> **WHAT YOU NEED TO DO**
Check each line of the entries below for the string "share"; copy every line where it appears.
---
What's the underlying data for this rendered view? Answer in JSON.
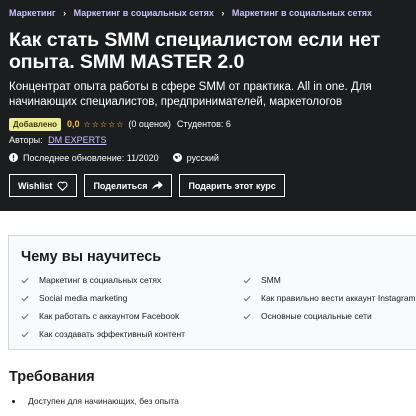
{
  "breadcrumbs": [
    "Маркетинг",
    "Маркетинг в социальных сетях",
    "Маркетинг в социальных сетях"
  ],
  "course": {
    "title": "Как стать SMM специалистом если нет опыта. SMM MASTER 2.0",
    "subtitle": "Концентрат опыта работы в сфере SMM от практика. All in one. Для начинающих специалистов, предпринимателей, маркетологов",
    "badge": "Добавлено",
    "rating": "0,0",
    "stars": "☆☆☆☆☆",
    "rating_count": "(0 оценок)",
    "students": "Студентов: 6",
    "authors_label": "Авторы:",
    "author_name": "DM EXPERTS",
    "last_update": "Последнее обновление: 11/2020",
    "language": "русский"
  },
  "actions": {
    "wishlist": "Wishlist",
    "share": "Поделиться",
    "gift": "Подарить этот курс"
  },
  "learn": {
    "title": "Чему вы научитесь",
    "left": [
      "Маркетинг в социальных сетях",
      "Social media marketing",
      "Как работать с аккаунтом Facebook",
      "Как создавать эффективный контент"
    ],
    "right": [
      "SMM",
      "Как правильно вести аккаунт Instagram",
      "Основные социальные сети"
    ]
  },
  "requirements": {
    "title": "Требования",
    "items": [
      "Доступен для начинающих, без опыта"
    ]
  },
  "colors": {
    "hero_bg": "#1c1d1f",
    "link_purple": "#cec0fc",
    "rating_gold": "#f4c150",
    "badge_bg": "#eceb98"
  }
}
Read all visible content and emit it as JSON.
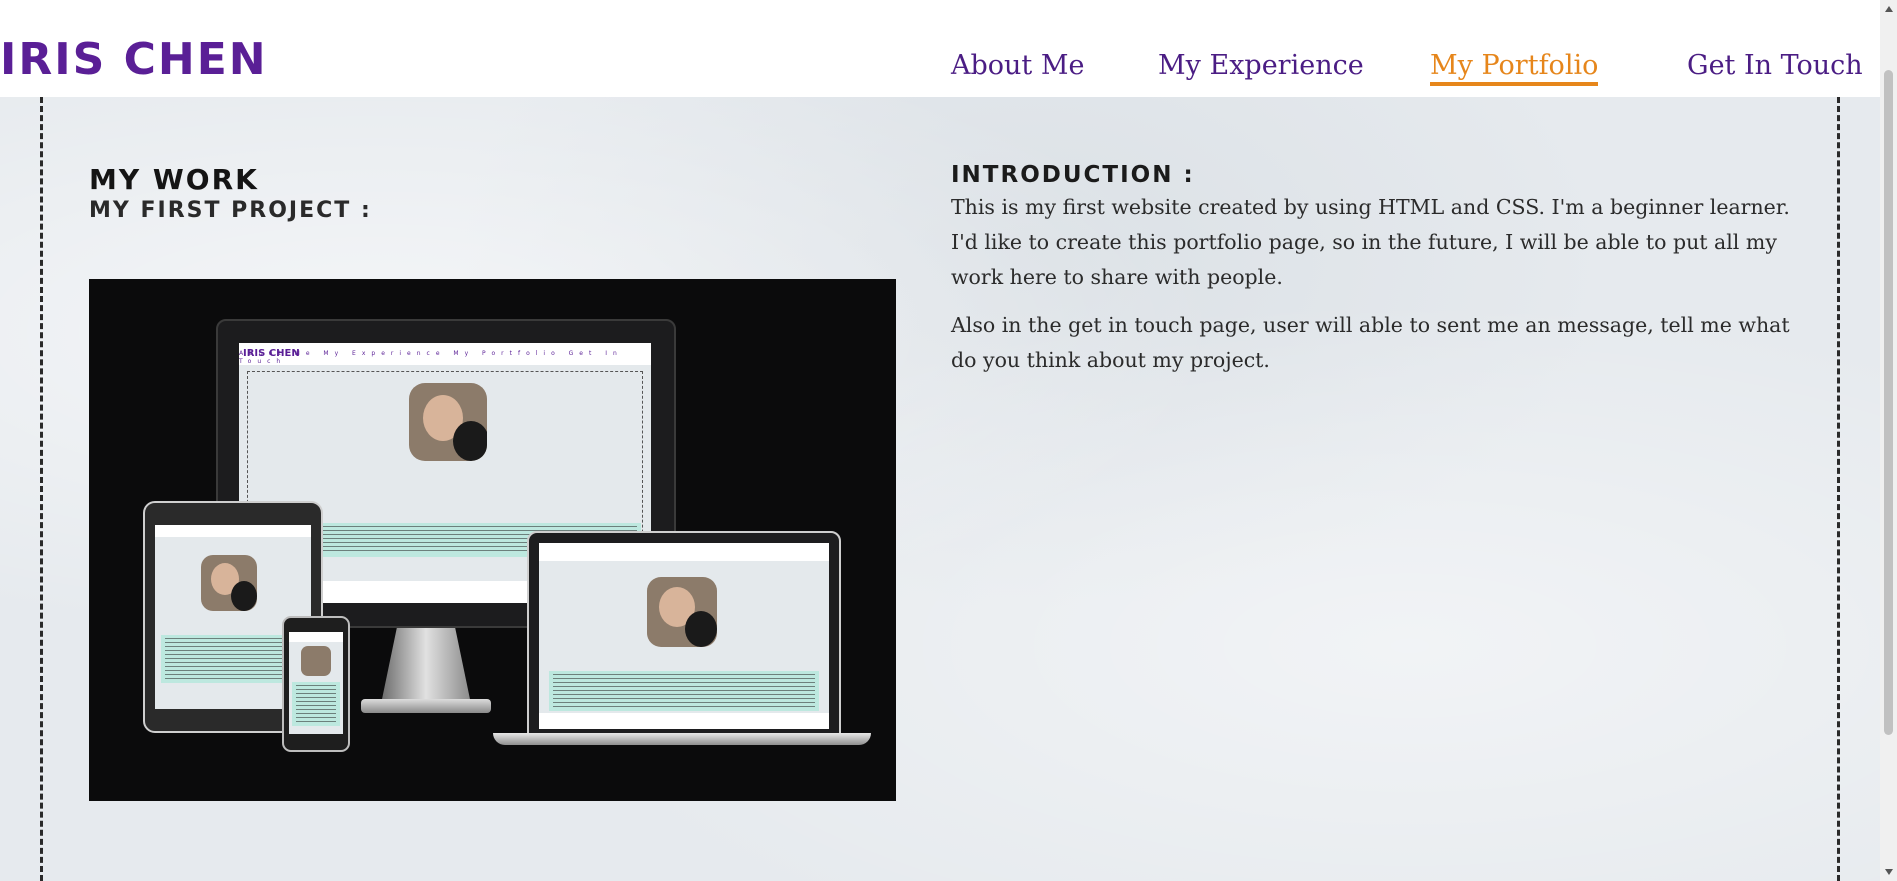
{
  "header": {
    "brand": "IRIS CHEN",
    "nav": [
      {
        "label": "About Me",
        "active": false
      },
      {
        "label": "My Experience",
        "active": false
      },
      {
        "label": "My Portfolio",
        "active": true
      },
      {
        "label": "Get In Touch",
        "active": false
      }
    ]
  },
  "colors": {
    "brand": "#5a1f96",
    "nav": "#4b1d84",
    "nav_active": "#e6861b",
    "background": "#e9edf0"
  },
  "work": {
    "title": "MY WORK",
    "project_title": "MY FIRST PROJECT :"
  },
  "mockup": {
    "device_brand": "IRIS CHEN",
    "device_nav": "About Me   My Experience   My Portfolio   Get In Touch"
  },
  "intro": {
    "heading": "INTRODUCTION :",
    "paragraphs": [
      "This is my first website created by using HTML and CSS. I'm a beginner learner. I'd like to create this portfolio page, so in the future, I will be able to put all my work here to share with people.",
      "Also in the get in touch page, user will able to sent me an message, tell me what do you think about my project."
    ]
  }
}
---
> **REPLY TO THE EXERCISE**
    "share": "Поделиться",
      "This is my first website created by using HTML and CSS. I'm a beginner learner. I'd like to create this portfolio page, so in the future, I will be able to put all my work here to share with people.",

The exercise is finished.